(Data shown)

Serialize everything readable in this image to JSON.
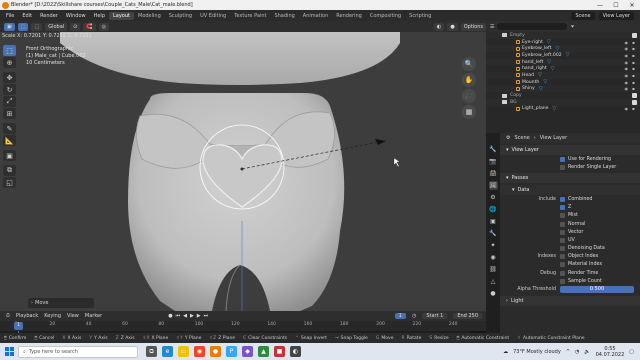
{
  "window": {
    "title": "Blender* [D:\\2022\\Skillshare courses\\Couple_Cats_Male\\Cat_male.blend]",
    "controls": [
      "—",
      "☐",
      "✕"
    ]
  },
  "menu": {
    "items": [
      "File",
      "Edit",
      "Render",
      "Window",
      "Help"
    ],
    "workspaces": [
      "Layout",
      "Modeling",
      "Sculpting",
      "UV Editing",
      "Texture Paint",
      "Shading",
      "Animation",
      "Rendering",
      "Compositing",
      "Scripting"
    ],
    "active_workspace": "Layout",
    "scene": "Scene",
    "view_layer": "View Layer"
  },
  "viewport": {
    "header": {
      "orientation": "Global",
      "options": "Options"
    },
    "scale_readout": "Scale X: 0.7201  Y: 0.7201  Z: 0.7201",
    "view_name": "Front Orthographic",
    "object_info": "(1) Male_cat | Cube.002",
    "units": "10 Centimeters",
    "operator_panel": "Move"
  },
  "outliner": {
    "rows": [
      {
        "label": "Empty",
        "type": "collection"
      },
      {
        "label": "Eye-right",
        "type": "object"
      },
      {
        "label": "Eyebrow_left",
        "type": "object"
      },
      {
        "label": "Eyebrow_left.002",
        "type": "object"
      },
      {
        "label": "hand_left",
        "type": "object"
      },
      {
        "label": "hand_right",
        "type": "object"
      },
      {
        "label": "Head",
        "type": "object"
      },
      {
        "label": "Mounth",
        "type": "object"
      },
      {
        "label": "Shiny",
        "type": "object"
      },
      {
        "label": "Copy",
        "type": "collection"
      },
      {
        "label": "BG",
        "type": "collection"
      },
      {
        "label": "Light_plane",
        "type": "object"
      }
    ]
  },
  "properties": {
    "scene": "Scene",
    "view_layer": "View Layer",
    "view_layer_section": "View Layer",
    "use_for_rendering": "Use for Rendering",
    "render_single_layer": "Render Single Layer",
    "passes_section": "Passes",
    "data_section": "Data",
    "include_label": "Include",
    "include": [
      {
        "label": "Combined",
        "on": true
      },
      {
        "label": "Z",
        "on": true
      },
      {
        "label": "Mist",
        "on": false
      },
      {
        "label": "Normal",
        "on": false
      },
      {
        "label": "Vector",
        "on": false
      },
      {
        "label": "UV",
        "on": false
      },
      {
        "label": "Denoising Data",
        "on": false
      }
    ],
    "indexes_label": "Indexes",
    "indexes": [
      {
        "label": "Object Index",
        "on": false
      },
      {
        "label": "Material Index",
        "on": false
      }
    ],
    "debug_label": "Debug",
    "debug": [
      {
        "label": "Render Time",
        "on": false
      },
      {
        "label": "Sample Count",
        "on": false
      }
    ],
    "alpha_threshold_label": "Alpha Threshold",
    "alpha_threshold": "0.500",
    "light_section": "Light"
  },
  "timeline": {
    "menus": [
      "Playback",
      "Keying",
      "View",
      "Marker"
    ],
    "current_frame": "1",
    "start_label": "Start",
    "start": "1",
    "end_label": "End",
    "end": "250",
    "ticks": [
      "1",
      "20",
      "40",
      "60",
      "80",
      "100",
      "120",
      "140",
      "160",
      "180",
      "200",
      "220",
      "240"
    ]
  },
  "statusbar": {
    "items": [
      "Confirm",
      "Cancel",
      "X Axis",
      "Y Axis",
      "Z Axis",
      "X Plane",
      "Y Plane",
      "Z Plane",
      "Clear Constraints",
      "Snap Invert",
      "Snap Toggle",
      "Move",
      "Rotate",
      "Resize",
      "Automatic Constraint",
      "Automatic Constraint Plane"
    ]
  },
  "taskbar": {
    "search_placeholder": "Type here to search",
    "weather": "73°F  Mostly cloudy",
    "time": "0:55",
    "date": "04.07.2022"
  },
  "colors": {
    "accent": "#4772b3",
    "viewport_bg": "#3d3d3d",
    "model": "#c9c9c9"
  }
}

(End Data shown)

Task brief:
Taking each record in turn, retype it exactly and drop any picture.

Solved exercise:
Serialize everything readable in this image to JSON.
{
  "window": {
    "title": "Blender* [D:\\2022\\Skillshare courses\\Couple_Cats_Male\\Cat_male.blend]",
    "controls": [
      "—",
      "☐",
      "✕"
    ]
  },
  "menu": {
    "items": [
      "File",
      "Edit",
      "Render",
      "Window",
      "Help"
    ],
    "workspaces": [
      "Layout",
      "Modeling",
      "Sculpting",
      "UV Editing",
      "Texture Paint",
      "Shading",
      "Animation",
      "Rendering",
      "Compositing",
      "Scripting"
    ],
    "active_workspace": "Layout",
    "scene": "Scene",
    "view_layer": "View Layer"
  },
  "viewport": {
    "header": {
      "orientation": "Global",
      "options": "Options"
    },
    "scale_readout": "Scale X: 0.7201  Y: 0.7201  Z: 0.7201",
    "view_name": "Front Orthographic",
    "object_info": "(1) Male_cat | Cube.002",
    "units": "10 Centimeters",
    "operator_panel": "Move"
  },
  "outliner": {
    "rows": [
      {
        "label": "Empty",
        "type": "collection"
      },
      {
        "label": "Eye-right",
        "type": "object"
      },
      {
        "label": "Eyebrow_left",
        "type": "object"
      },
      {
        "label": "Eyebrow_left.002",
        "type": "object"
      },
      {
        "label": "hand_left",
        "type": "object"
      },
      {
        "label": "hand_right",
        "type": "object"
      },
      {
        "label": "Head",
        "type": "object"
      },
      {
        "label": "Mounth",
        "type": "object"
      },
      {
        "label": "Shiny",
        "type": "object"
      },
      {
        "label": "Copy",
        "type": "collection"
      },
      {
        "label": "BG",
        "type": "collection"
      },
      {
        "label": "Light_plane",
        "type": "object"
      }
    ]
  },
  "properties": {
    "scene": "Scene",
    "view_layer": "View Layer",
    "view_layer_section": "View Layer",
    "use_for_rendering": "Use for Rendering",
    "render_single_layer": "Render Single Layer",
    "passes_section": "Passes",
    "data_section": "Data",
    "include_label": "Include",
    "include": [
      {
        "label": "Combined",
        "on": true
      },
      {
        "label": "Z",
        "on": true
      },
      {
        "label": "Mist",
        "on": false
      },
      {
        "label": "Normal",
        "on": false
      },
      {
        "label": "Vector",
        "on": false
      },
      {
        "label": "UV",
        "on": false
      },
      {
        "label": "Denoising Data",
        "on": false
      }
    ],
    "indexes_label": "Indexes",
    "indexes": [
      {
        "label": "Object Index",
        "on": false
      },
      {
        "label": "Material Index",
        "on": false
      }
    ],
    "debug_label": "Debug",
    "debug": [
      {
        "label": "Render Time",
        "on": false
      },
      {
        "label": "Sample Count",
        "on": false
      }
    ],
    "alpha_threshold_label": "Alpha Threshold",
    "alpha_threshold": "0.500",
    "light_section": "Light"
  },
  "timeline": {
    "menus": [
      "Playback",
      "Keying",
      "View",
      "Marker"
    ],
    "current_frame": "1",
    "start_label": "Start",
    "start": "1",
    "end_label": "End",
    "end": "250",
    "ticks": [
      "1",
      "20",
      "40",
      "60",
      "80",
      "100",
      "120",
      "140",
      "160",
      "180",
      "200",
      "220",
      "240"
    ]
  },
  "statusbar": {
    "items": [
      "Confirm",
      "Cancel",
      "X Axis",
      "Y Axis",
      "Z Axis",
      "X Plane",
      "Y Plane",
      "Z Plane",
      "Clear Constraints",
      "Snap Invert",
      "Snap Toggle",
      "Move",
      "Rotate",
      "Resize",
      "Automatic Constraint",
      "Automatic Constraint Plane"
    ]
  },
  "taskbar": {
    "search_placeholder": "Type here to search",
    "weather": "73°F  Mostly cloudy",
    "time": "0:55",
    "date": "04.07.2022"
  },
  "colors": {
    "accent": "#4772b3",
    "viewport_bg": "#3d3d3d",
    "model": "#c9c9c9"
  }
}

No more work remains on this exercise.